Meanwhile, America became the country of ultra-expensive social change, a workshop for tinkering and experimenting, a “place of security and community and clear moral values.” (Carney, Big Ripoff, and Alan Brinkley in End of Reform and New Deal Liberalism in Recession and War.)
The late Christopher Lasch in a 1992 Harpers article said of Hillary Clinton’s worldviews that Clinton is a modern “childsaver,” a term critical historians apply to progressives eager to insert God-state into the sphere of family. Goldberg believes her avowed aim is to “set down a full universal theory that adequately explains the state’s appropriate role in child rearing – advocating abolition of ‘minority status’ – that is, legal codification of what distinguishes a child from an adult. This would represent a great “progressive leap” forward in line with – Clinton’s words – “the abolition of slavery and the emancipation of married women.” Children would be presumed capable of exercising rights and assuming responsibilities until it is proven otherwise.
While they’re at it, why don’t they adopt the view that life begins at conception – that the initial cell and the developing fetus represents life and should enjoy the same rights as a born child. Then they could do away with “the killing fields” known as America’s hospitals and clinics that do abortion for hire. It’s a total disgrace that Democrats do not respect life in this and other ways, yet they are the first to pass animal brutality laws.
But the ultra-left go way too far when they proscribe for children the same rights as for their parents, the adults. Allowed to stand, this kind of thinking will wreck havoc on our society as it has in foreign countries. But of course, that’s exactly the aim of progressives. They look at Europe’s decadence and say, “I want that kind of thing for America.” What total fools!
This line of thinking would validate:

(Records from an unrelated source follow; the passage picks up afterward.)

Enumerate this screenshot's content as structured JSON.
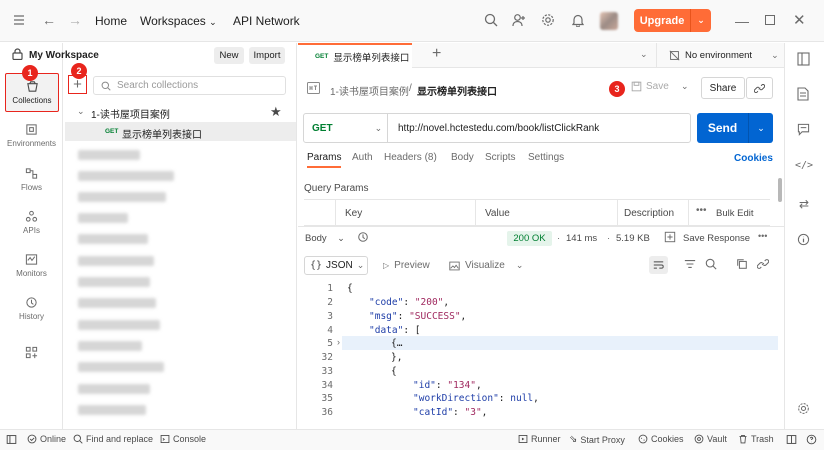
{
  "topbar": {
    "home": "Home",
    "workspaces": "Workspaces",
    "api_network": "API Network",
    "upgrade": "Upgrade"
  },
  "workspace": {
    "name": "My Workspace",
    "new_btn": "New",
    "import_btn": "Import",
    "search_placeholder": "Search collections"
  },
  "sidebar_nav": {
    "collections": "Collections",
    "environments": "Environments",
    "flows": "Flows",
    "apis": "APIs",
    "monitors": "Monitors",
    "history": "History"
  },
  "badges": {
    "b1": "1",
    "b2": "2",
    "b3": "3"
  },
  "tree": {
    "collection": "1-读书屋项目案例",
    "request_method": "GET",
    "request_name": "显示榜单列表接口"
  },
  "tab": {
    "method": "GET",
    "name": "显示榜单列表接口",
    "env": "No environment"
  },
  "breadcrumb": {
    "parent": "1-读书屋项目案例",
    "sep": "/",
    "current": "显示榜单列表接口"
  },
  "actions": {
    "save": "Save",
    "share": "Share"
  },
  "request": {
    "method": "GET",
    "url": "http://novel.hctestedu.com/book/listClickRank",
    "send": "Send"
  },
  "req_tabs": {
    "params": "Params",
    "auth": "Auth",
    "headers": "Headers (8)",
    "body": "Body",
    "scripts": "Scripts",
    "settings": "Settings",
    "cookies": "Cookies"
  },
  "query_params": {
    "title": "Query Params",
    "col_key": "Key",
    "col_value": "Value",
    "col_description": "Description",
    "bulk_edit": "Bulk Edit"
  },
  "response": {
    "body_label": "Body",
    "status": "200 OK",
    "sep1": "·",
    "time": "141 ms",
    "sep2": "·",
    "size": "5.19 KB",
    "save_response": "Save Response",
    "format": "JSON",
    "preview": "Preview",
    "visualize": "Visualize"
  },
  "code_lines": {
    "n1": "1",
    "n2": "2",
    "n3": "3",
    "n4": "4",
    "n5": "5",
    "n32": "32",
    "n33": "33",
    "n34": "34",
    "n35": "35",
    "n36": "36",
    "l1": "{",
    "l2k": "\"code\"",
    "l2v": "\"200\"",
    "l3k": "\"msg\"",
    "l3v": "\"SUCCESS\"",
    "l4k": "\"data\"",
    "l4v": "[",
    "l5": "{…",
    "l32": "},",
    "l33": "{",
    "l34k": "\"id\"",
    "l34v": "\"134\"",
    "l35k": "\"workDirection\"",
    "l35v": "null",
    "l36k": "\"catId\"",
    "l36v": "\"3\""
  },
  "statusbar": {
    "online": "Online",
    "find_replace": "Find and replace",
    "console": "Console",
    "runner": "Runner",
    "start_proxy": "Start Proxy",
    "cookies": "Cookies",
    "vault": "Vault",
    "trash": "Trash"
  },
  "colors": {
    "accent": "#ff6c37",
    "send": "#0265d2",
    "ok": "#007f31",
    "badge": "#e8251d"
  }
}
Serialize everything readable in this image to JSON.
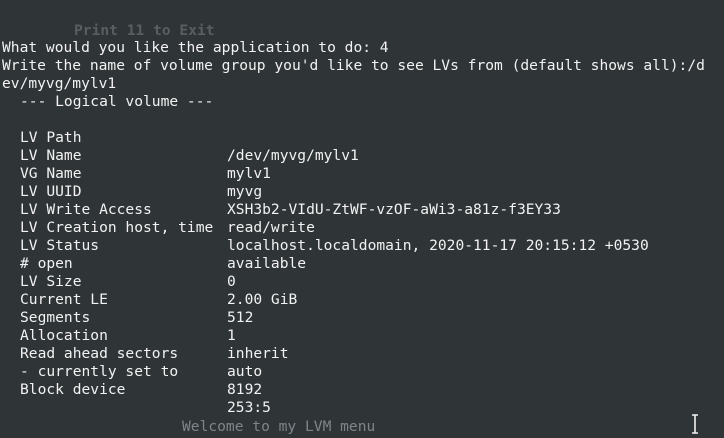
{
  "terminal": {
    "faded_top": "Print 11 to Exit",
    "prompt_line": "What would you like the application to do: 4",
    "lv_prompt_1": "Write the name of volume group you'd like to see LVs from (default shows all):/d",
    "lv_prompt_2": "ev/myvg/mylv1",
    "section_header": "--- Logical volume ---",
    "fields": [
      {
        "key": "LV Path",
        "value": "/dev/myvg/mylv1"
      },
      {
        "key": "LV Name",
        "value": "mylv1"
      },
      {
        "key": "VG Name",
        "value": "myvg"
      },
      {
        "key": "LV UUID",
        "value": "XSH3b2-VIdU-ZtWF-vzOF-aWi3-a81z-f3EY33"
      },
      {
        "key": "LV Write Access",
        "value": "read/write"
      },
      {
        "key": "LV Creation host, time",
        "value": "localhost.localdomain, 2020-11-17 20:15:12 +0530"
      },
      {
        "key": "LV Status",
        "value": "available"
      },
      {
        "key": "# open",
        "value": "0"
      },
      {
        "key": "LV Size",
        "value": "2.00 GiB"
      },
      {
        "key": "Current LE",
        "value": "512"
      },
      {
        "key": "Segments",
        "value": "1"
      },
      {
        "key": "Allocation",
        "value": "inherit"
      },
      {
        "key": "Read ahead sectors",
        "value": "auto"
      },
      {
        "key": "- currently set to",
        "value": "8192"
      },
      {
        "key": "Block device",
        "value": "253:5"
      }
    ],
    "faded_bottom": "Welcome to my LVM menu",
    "cursor_icon": "text-cursor-icon",
    "colors": {
      "background": "#2f3437",
      "text": "#f2f2f2",
      "faded_text": "#585e62"
    }
  }
}
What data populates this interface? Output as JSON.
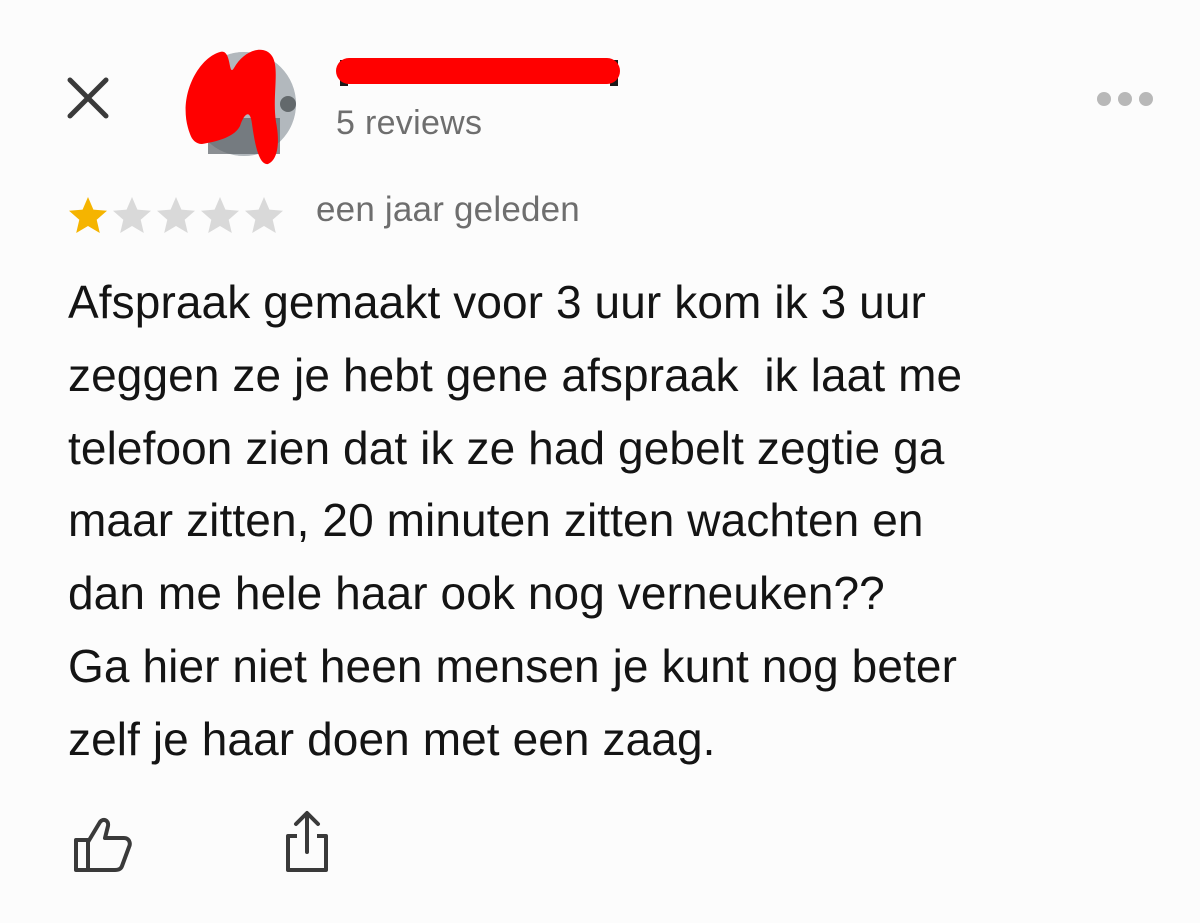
{
  "review": {
    "reviewer": {
      "name": "",
      "review_count_label": "5 reviews"
    },
    "rating": {
      "value": 1,
      "max": 5,
      "filled_color": "#f5b400",
      "empty_color": "#d9d9d9"
    },
    "date": "een jaar geleden",
    "text": "Afspraak gemaakt voor 3 uur kom ik 3 uur\nzeggen ze je hebt gene afspraak  ik laat me\ntelefoon zien dat ik ze had gebelt zegtie ga\nmaar zitten, 20 minuten zitten wachten en\ndan me hele haar ook nog verneuken??\nGa hier niet heen mensen je kunt nog beter\nzelf je haar doen met een zaag."
  },
  "header": {
    "close_icon": "close-icon",
    "more_icon": "more-horizontal-icon"
  },
  "actions": {
    "like_icon": "thumbs-up-icon",
    "share_icon": "share-icon"
  },
  "redaction_color": "#ff0000"
}
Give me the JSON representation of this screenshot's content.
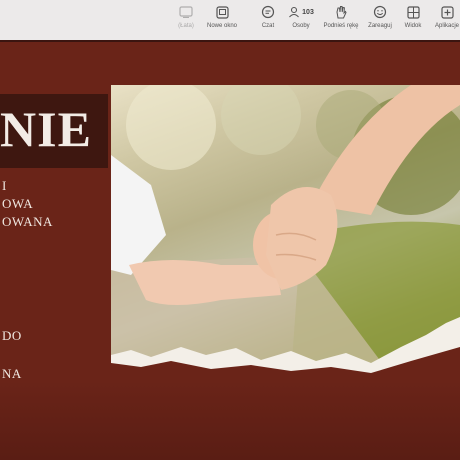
{
  "toolbar": {
    "items": [
      {
        "label": "(Łata)",
        "icon": "camera-icon"
      },
      {
        "label": "Nowe okno",
        "icon": "new-window-icon"
      },
      {
        "label": "Czat",
        "icon": "chat-icon"
      },
      {
        "label": "Osoby",
        "icon": "people-icon",
        "count": "103"
      },
      {
        "label": "Podnieś rękę",
        "icon": "raise-hand-icon"
      },
      {
        "label": "Zareaguj",
        "icon": "smiley-icon"
      },
      {
        "label": "Widok",
        "icon": "grid-view-icon"
      },
      {
        "label": "Aplikacje",
        "icon": "plus-icon"
      }
    ]
  },
  "slide": {
    "title": "NIE",
    "lines": [
      "I",
      "OWA",
      "OWANA",
      "DO",
      "NA"
    ],
    "photo_description_icon": "holding-hands-photo"
  },
  "colors": {
    "toolbar_bg": "#eceaea",
    "slide_bg": "#6a2418",
    "title_box": "#3e1710",
    "text": "#f3ece6"
  }
}
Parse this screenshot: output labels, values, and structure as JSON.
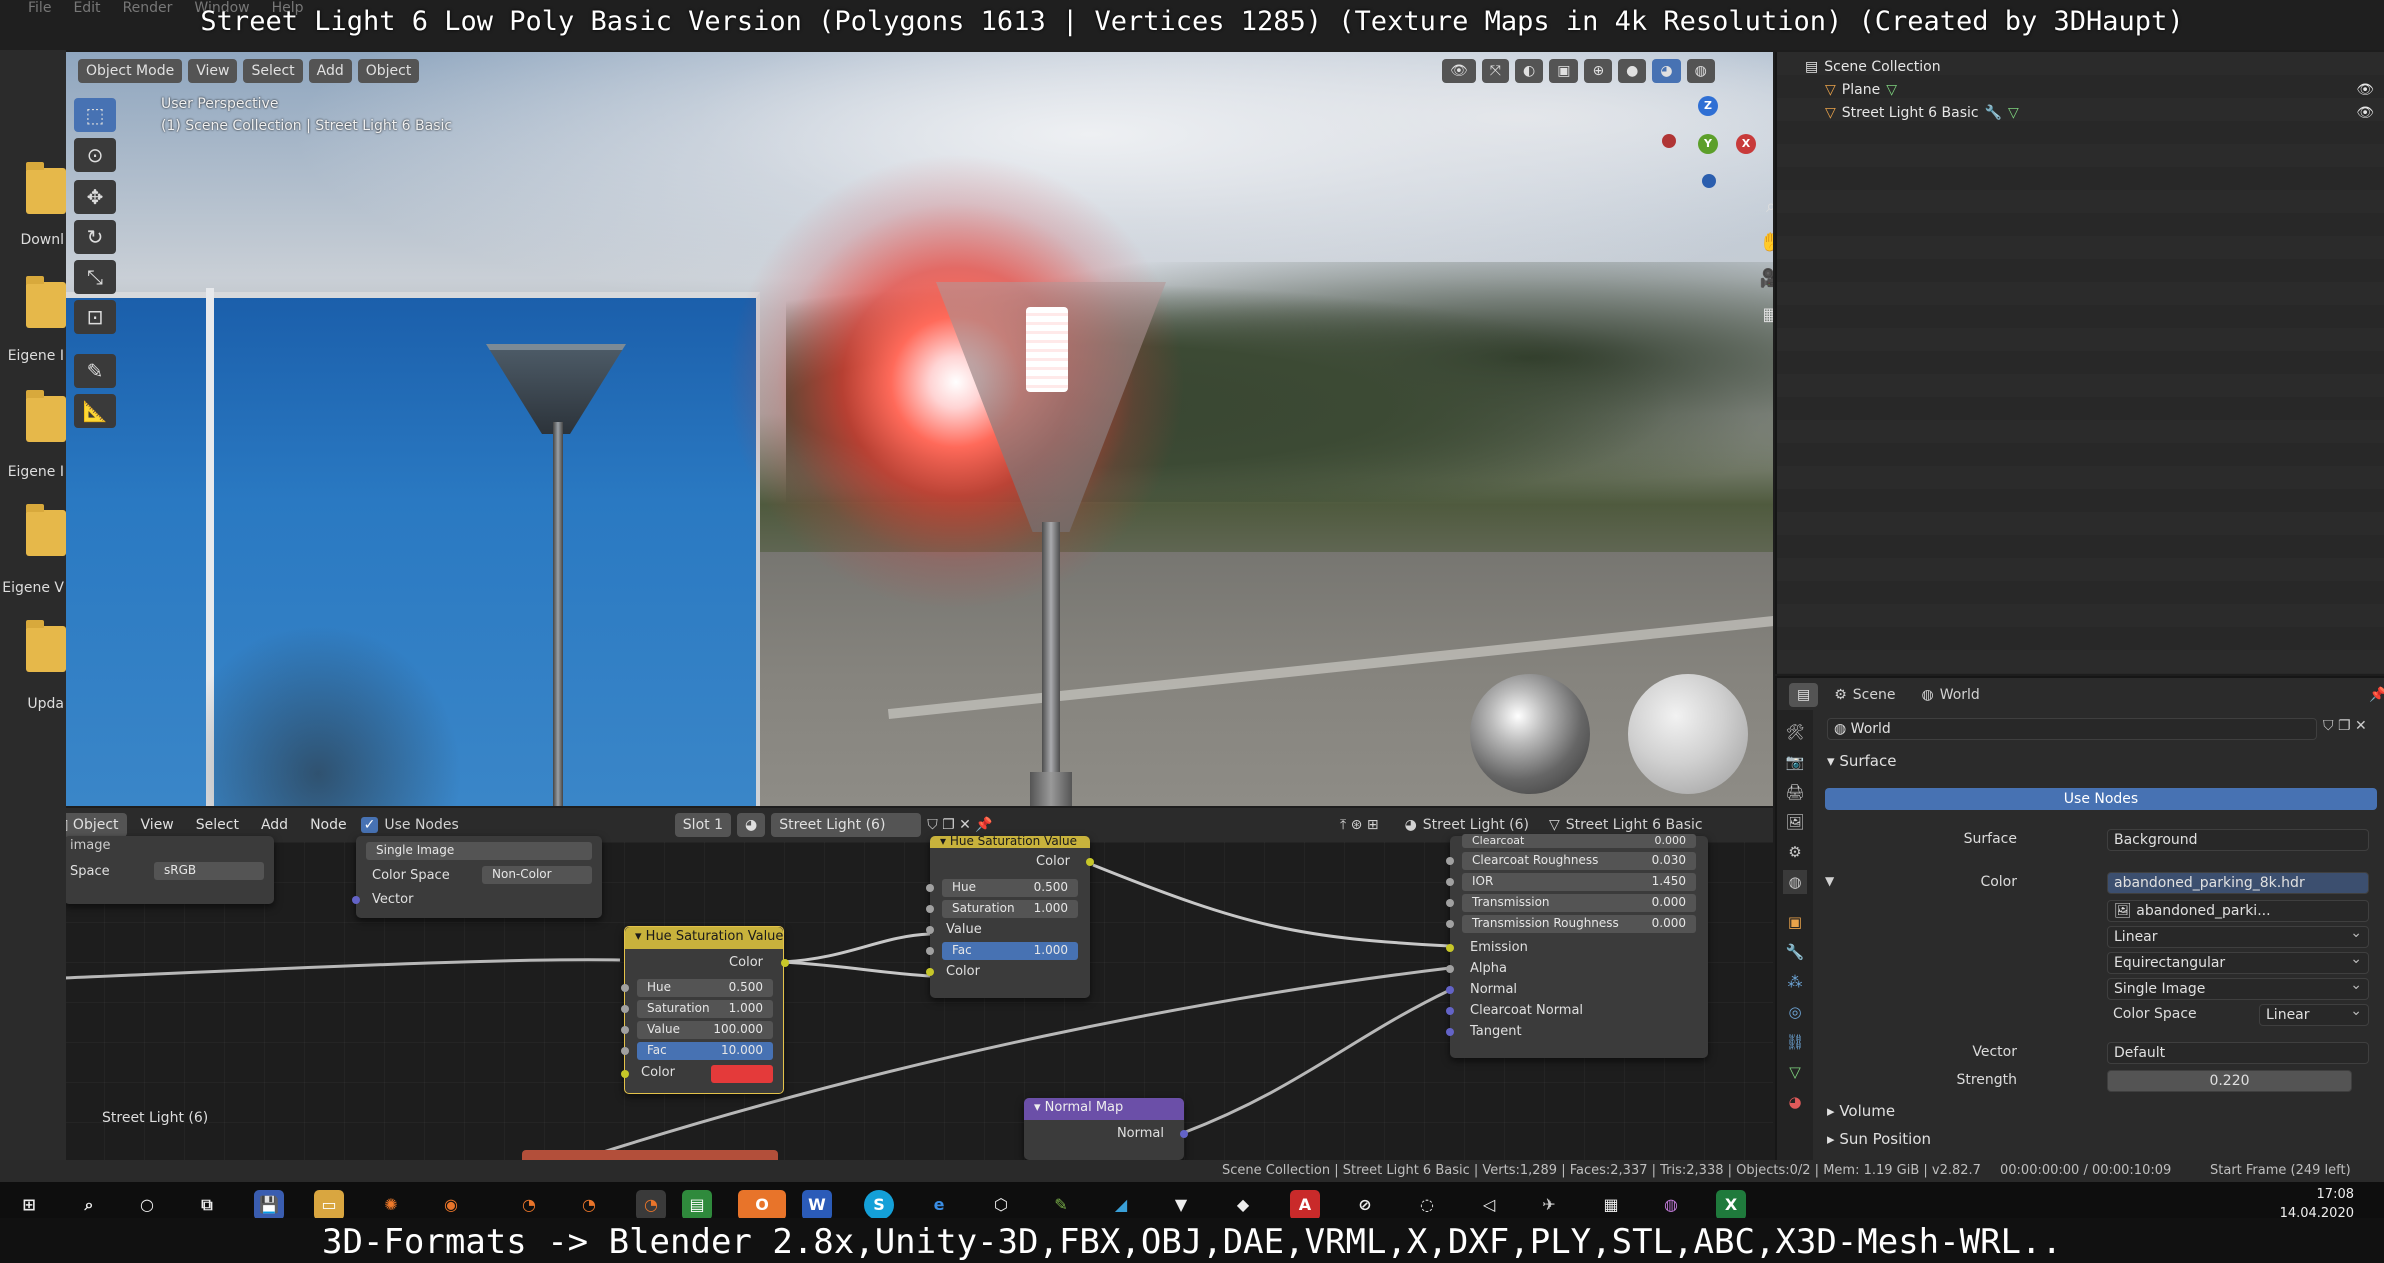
{
  "captions": {
    "top": "Street Light 6 Low Poly Basic Version (Polygons 1613 | Vertices 1285) (Texture Maps in 4k Resolution) (Created by 3DHaupt)",
    "bottom": "3D-Formats -> Blender 2.8x,Unity-3D,FBX,OBJ,DAE,VRML,X,DXF,PLY,STL,ABC,X3D-Mesh-WRL.."
  },
  "blender_menu": [
    "File",
    "Edit",
    "Render",
    "Window",
    "Help"
  ],
  "desktop": {
    "items": [
      {
        "label": "Downl"
      },
      {
        "label": "Eigene I"
      },
      {
        "label": "Eigene I"
      },
      {
        "label": "Eigene V"
      },
      {
        "label": "Upda"
      }
    ]
  },
  "viewport": {
    "mode": "Object Mode",
    "menus": [
      "View",
      "Select",
      "Add",
      "Object"
    ],
    "perspective": "User Perspective",
    "collection": "(1) Scene Collection | Street Light 6 Basic",
    "gizmo": {
      "z": "Z",
      "y": "Y",
      "x": "X"
    }
  },
  "outliner": {
    "root": "Scene Collection",
    "items": [
      {
        "name": "Plane"
      },
      {
        "name": "Street Light 6 Basic"
      }
    ]
  },
  "properties": {
    "breadcrumb_scene": "Scene",
    "breadcrumb_world": "World",
    "world_name": "World",
    "surface_panel": "Surface",
    "use_nodes": "Use Nodes",
    "surface_label": "Surface",
    "surface_value": "Background",
    "color_label": "Color",
    "color_value": "abandoned_parking_8k.hdr",
    "image_name": "abandoned_parki...",
    "interp": "Linear",
    "projection": "Equirectangular",
    "source": "Single Image",
    "colorspace_label": "Color Space",
    "colorspace_value": "Linear",
    "vector_label": "Vector",
    "vector_value": "Default",
    "strength_label": "Strength",
    "strength_value": "0.220",
    "volume_panel": "Volume",
    "sunpos_panel": "Sun Position"
  },
  "node_editor": {
    "header": {
      "object_menu": "Object",
      "menus": [
        "View",
        "Select",
        "Add",
        "Node"
      ],
      "use_nodes": "Use Nodes",
      "slot": "Slot 1",
      "material": "Street Light (6)",
      "material2": "Street Light (6)",
      "object_name": "Street Light 6 Basic"
    },
    "frame_label": "Street Light (6)",
    "left_node": {
      "image_label": "image",
      "space_label": "Space",
      "space_value": "sRGB"
    },
    "img_node": {
      "source": "Single Image",
      "cs_label": "Color Space",
      "cs_value": "Non-Color",
      "vector": "Vector"
    },
    "hsv1": {
      "title": "Hue Saturation Value",
      "out": "Color",
      "hue": "Hue",
      "hue_v": "0.500",
      "sat": "Saturation",
      "sat_v": "1.000",
      "val": "Value",
      "val_v": "100.000",
      "fac": "Fac",
      "fac_v": "10.000",
      "color": "Color"
    },
    "hsv2": {
      "title": "Hue Saturation Value",
      "out": "Color",
      "hue": "Hue",
      "hue_v": "0.500",
      "sat": "Saturation",
      "sat_v": "1.000",
      "val": "Value",
      "fac": "Fac",
      "fac_v": "1.000",
      "color": "Color"
    },
    "bsdf": {
      "rows": [
        {
          "label": "Clearcoat",
          "value": "0.000"
        },
        {
          "label": "Clearcoat Roughness",
          "value": "0.030"
        },
        {
          "label": "IOR",
          "value": "1.450"
        },
        {
          "label": "Transmission",
          "value": "0.000"
        },
        {
          "label": "Transmission Roughness",
          "value": "0.000"
        }
      ],
      "inputs": [
        "Emission",
        "Alpha",
        "Normal",
        "Clearcoat Normal",
        "Tangent"
      ]
    },
    "normal_map": {
      "title": "Normal Map",
      "out": "Normal"
    }
  },
  "statusbar": {
    "stats": "Scene Collection | Street Light 6 Basic | Verts:1,289 | Faces:2,337 | Tris:2,338 | Objects:0/2 | Mem: 1.19 GiB | v2.82.7",
    "time": "00:00:00:00 / 00:00:10:09",
    "frame": "Start Frame (249 left)"
  },
  "clock": {
    "time": "17:08",
    "date": "14.04.2020"
  },
  "colors": {
    "accent": "#4772b3",
    "hsv_header": "#c8b23c",
    "normal_header": "#6b4fa8",
    "glow": "#ff5a4a"
  }
}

  • Social engineering
  • A direct assault on the family
  • The end of home schooling
  • The end of an Amish tradition of keeping kids out of high school
  • The end of parental notification and approval for child abortions and other matters

Progressives like Clinton and Obama believe kids’ voices should be entitled to be heard over those of the parents. Children “should be masters of their own destiny’ according to Justice William O. Douglas.

  • The state would be able to pass out condoms, run sex education classes, and approve what is good and what is bad for children – not the parents.
  • It mandates total state assumption of parental responsibilities in all facets of life including health care paid for and supervised by the government.

Hitler and Stalin Youth Camps, Here We Come

Does this remind anyone of Hitler’s youth camps? How about Stalin’s mandatory young communist training, the pulling of children out of school and out of the home to enroll them in state training schools where they would be schooled and reared as communists?
This is what progressives want, what far-left liberal Democrats like Clinton and Obama are passionately moving America toward. In this new system of demagogues and forced authority the place of the parent in rearing the child is abrogated and grabbed by an unfeeling state.
Goldberg says Clinton’s writings “leave the unmistakable impression that it is the family that holds children back, the state that sets them free.
“The movement for children’s rights…amounts to another stage in the long struggle against patriarchy.”